Images aside, the whole listing should be written out word for word.

(DATA Opens)

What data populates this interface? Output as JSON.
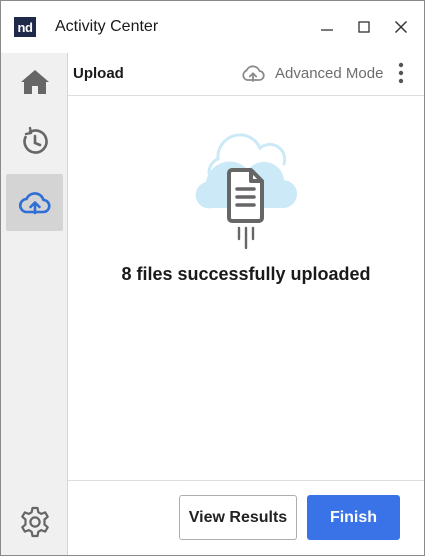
{
  "window": {
    "logo_text": "nd",
    "title": "Activity Center"
  },
  "sidebar": {
    "items": [
      {
        "icon": "home-icon",
        "active": false
      },
      {
        "icon": "history-icon",
        "active": false
      },
      {
        "icon": "cloud-upload-icon",
        "active": true
      },
      {
        "icon": "gear-icon",
        "active": false
      }
    ]
  },
  "header": {
    "title": "Upload",
    "advanced_mode_label": "Advanced Mode"
  },
  "main": {
    "status_message": "8 files successfully uploaded"
  },
  "footer": {
    "view_results_label": "View Results",
    "finish_label": "Finish"
  },
  "colors": {
    "accent": "#3a73e8",
    "active_icon": "#2e6fd6",
    "cloud_light": "#cbe9f7",
    "icon_gray": "#666666"
  }
}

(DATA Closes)

**ANSWER BOX**
What data populates this interface? Output as JSON.
{
  "window": {
    "logo_text": "nd",
    "title": "Activity Center"
  },
  "sidebar": {
    "items": [
      {
        "icon": "home-icon",
        "active": false
      },
      {
        "icon": "history-icon",
        "active": false
      },
      {
        "icon": "cloud-upload-icon",
        "active": true
      },
      {
        "icon": "gear-icon",
        "active": false
      }
    ]
  },
  "header": {
    "title": "Upload",
    "advanced_mode_label": "Advanced Mode"
  },
  "main": {
    "status_message": "8 files successfully uploaded"
  },
  "footer": {
    "view_results_label": "View Results",
    "finish_label": "Finish"
  },
  "colors": {
    "accent": "#3a73e8",
    "active_icon": "#2e6fd6",
    "cloud_light": "#cbe9f7",
    "icon_gray": "#666666"
  }
}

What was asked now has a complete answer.